- Service bundles - One thing that certainly isn't going anywhere is the internet. Currently, cable companies are also the top internet service providers, and cable internet continues to be one of the most reliable and widespread forms of high-speed internet. To entice people to stick with cable, these companies often offer bundle deals with internet that are hard to turn away. As long as this is the case, people may continue to subscribe to cable even if they don't watch it much. It's also possible that cable companies will use their position in the broadband market to somehow revive cable.
- Exclusive content - Another thing that might keep cable alive is that there is a good deal of content exclusive to cable. Whether or not this is enough to convince a large enough group of people to ditch cable in favor of streaming completely remains to be seen, but it's something keeping the industry alive.
For these reasons, it's unlikely we will see cable's complete and total death in the coming years. However, the industry must brace for continued losses and substantial changes. The numbers we've provided you with here today help show just how big this trend has become and demonstrate the trouble in which cable companies currently find themselves. Will they turn it around? Only time will tell!
What kind of channels can you get over-the-air?
People often forget that they can hoist an antenna and pull in quite a bit of free programming. Not only is there the Big 4 of CBS, NBC, ABC, and Fox, but you can expect to find a PBS affiliate as well as a selection of random local programming. This lets you watch first-run shows as well as late night re-runs of classics.
What is the best free tv streaming service?
“Best” is a subjective term. It depends on whether you want live channels or on-demand and if sheer numbers of shows/movies are important.
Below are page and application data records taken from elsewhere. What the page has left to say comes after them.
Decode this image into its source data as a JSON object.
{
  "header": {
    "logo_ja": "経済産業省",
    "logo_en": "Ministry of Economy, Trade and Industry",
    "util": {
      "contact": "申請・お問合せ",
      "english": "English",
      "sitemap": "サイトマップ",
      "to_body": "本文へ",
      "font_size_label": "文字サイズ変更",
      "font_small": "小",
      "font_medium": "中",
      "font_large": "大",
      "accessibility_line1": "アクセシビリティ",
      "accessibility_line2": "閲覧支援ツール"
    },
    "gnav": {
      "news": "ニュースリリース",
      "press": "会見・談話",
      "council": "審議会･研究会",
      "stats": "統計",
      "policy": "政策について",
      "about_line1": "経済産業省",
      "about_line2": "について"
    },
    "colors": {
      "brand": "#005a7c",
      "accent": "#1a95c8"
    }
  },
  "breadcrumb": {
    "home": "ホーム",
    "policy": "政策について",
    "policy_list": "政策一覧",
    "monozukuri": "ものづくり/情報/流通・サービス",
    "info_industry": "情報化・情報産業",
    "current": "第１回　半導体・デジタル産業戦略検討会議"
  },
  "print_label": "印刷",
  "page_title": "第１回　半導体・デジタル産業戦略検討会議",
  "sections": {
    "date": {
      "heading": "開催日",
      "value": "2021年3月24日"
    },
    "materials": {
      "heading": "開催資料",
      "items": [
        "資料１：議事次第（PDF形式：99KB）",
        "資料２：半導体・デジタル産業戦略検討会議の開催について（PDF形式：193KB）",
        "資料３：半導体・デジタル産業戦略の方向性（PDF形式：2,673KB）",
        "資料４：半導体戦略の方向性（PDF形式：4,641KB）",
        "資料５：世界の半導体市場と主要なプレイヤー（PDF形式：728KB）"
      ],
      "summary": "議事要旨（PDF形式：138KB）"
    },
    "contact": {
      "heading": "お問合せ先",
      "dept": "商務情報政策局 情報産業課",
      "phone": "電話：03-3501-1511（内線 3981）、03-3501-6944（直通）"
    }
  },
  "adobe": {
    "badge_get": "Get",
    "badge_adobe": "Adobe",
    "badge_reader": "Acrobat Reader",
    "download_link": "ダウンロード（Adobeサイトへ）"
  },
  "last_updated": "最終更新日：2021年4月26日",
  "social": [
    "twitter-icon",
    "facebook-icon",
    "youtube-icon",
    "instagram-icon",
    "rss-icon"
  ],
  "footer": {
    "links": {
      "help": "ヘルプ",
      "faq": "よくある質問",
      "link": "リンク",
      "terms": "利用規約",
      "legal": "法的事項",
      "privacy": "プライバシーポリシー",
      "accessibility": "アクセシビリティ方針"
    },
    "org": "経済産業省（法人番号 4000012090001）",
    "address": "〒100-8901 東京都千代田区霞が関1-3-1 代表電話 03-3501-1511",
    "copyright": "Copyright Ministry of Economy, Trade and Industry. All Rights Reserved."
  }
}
For example, Pluto TV has the most live channels with 250, but if it's a sheer “wall of content” you’re looking for, Tubi offers around 20,000 shows for viewing whenever you want.
What kind of antenna do I need to get over-the-air television channels?
Despite manufacturers’ claims to the contrary, the FCC says that any antenna that can receive analog signals will work to get these channels. In other words, you don’t need a digital or high-definition antenna. As to whether you can get by with a $50 outdoor antenna or need a $200 indoor antenna, it really depends on the physical environment around your house. You might prefer to start with the cheap version and then upgrade if it doesn’t work very well.
Why did my cable company stop offering the MLB (insert your favorite channel here) Network?
Did you ever wonder why the channels offered by cable companies go away and (sometimes) come back? It all has to do with licensing fees and negotiations (arguments) related to that. For example, we can assume that the MLB Network allowed its content to be included with cable company lineups for a specific price and a certain number of years. Once that time period expired, the channel would go away unless a new deal was struck. This is where trouble arises. It’s a pretty good bet that the MLB Network wanted a higher price per year to continue - higher, evidently, than cable companies wanted to pay.
What is the largest cable company in the United States?
Comcast, which was founded way back in 1948, has the most subscriptions with around 19 million. For comparison, there are 70 million total cable subscribers in the US. This means that Comcast accounts for around 27% of the market. Next in line is Spectrum with about 16 million subscribers.